As we approach International Day Against Homophobia, Transphobia, and Biphobia on Monday (May 17), "Into Light" provides a real-life example why it's so worthy of acknowledgement.
This 19-minute National Film Board documentary, directed by Sheona McDonald, offers a single mother's first-person account of raising a transgender girl, set in the splendour of Canada's North.
The mother and her daughter remain anonymous—after all, the girl couldn't provide informed consent at the age of seven.
But McDonald deftly creates an engrossing connection with viewers and conveys the emotion of this story through the mother's riveting storytelling, the daughter's voice, soft-focus imagery, and the changing of the seasons in Yellowknife.
"Into Light" not only refers to the shine that comes with embracing a child's transition. It also reflects how invigorating life can be in the Northwest Territories with the onset of summer.

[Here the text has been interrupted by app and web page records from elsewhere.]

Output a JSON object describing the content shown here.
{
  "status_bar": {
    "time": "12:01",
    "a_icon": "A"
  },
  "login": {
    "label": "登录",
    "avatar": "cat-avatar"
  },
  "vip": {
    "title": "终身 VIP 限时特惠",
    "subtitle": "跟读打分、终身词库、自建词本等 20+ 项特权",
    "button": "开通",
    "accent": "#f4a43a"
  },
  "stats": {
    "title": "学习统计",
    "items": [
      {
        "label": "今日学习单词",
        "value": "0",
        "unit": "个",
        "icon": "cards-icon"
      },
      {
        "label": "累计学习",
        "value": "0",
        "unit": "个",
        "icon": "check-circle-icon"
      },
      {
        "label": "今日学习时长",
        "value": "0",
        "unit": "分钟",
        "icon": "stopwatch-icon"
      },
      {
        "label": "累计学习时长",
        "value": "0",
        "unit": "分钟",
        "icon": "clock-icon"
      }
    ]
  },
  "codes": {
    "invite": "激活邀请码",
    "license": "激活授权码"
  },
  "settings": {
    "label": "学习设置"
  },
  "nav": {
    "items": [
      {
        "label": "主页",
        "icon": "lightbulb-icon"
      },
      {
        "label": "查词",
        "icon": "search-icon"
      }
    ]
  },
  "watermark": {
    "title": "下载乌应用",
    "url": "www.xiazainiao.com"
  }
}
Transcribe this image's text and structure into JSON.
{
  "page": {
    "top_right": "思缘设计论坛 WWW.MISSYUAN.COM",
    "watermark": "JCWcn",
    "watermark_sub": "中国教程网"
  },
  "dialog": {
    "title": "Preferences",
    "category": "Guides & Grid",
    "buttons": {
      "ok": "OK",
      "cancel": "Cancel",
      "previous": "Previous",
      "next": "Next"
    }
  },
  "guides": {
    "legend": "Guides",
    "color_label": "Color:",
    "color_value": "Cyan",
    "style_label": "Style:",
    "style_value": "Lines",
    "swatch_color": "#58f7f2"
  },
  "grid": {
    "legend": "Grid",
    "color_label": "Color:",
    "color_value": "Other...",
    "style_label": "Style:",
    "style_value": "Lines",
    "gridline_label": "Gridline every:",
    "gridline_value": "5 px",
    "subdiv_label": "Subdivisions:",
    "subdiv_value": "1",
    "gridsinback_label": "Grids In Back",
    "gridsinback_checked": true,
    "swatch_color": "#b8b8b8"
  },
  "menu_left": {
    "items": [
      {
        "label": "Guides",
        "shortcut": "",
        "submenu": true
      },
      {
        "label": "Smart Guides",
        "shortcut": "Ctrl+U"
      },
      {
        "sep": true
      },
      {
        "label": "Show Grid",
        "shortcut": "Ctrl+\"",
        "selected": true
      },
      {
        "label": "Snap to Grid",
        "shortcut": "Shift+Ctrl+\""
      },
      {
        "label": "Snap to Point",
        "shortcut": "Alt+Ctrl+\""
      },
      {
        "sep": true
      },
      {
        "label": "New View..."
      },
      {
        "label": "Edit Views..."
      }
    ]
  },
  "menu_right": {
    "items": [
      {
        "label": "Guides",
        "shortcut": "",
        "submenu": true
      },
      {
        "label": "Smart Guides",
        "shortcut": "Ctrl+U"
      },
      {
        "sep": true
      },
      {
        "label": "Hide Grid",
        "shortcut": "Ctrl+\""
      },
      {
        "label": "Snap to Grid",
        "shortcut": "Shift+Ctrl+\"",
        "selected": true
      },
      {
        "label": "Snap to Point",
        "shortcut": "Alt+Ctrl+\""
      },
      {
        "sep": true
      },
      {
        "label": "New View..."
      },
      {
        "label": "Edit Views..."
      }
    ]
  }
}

In the beginning, it's a dark and gloomy winter. Mom reveals how her "son", as a toddler, wouldn't talk to people, preferring to growl and sometimes bark. But by the age of three, this child starts embracing her girlhood, fomenting confusion in the mind of her liberal-minded mother.
What follows is an odyssey of discovery, set amid ice sculptures, rugged landscapes, and the ever-present snow.
This is Canada writ large—not only in the scenery but also in how important trans human rights should be seen. In the hands of McDonald, an experienced documentary maker, the story come alive in part by turning the North into a central character in her film.
At one point, "Into Light" reports that 40 percent of transgender youth will attempt suicide at some point in their lives if they're not supported at home. One doctor told Mom to her face that she could have a happy daughter or a dead son.
"What I had been grieving before was the loss of my son," she says. "And what I'm grieving now is never knowing her before. I missed her first birthday. I missed her first steps.
"And when she talks about her transition, she always says 'when you let me be a girl'," Mom continues. "And if I feel guilty about anything, it's that."
It's powerful, authentic, and uplifting. Anyone who's ever been to Yellowknife needs to see this film. Anyone who knows a trans parent needs to the film. Anyone teaching elementary school students needs to see this film.
Oh, what the heck, everyone needs to see this film if they are truly curious about how to bring children up properly in a world still marred by bigotry.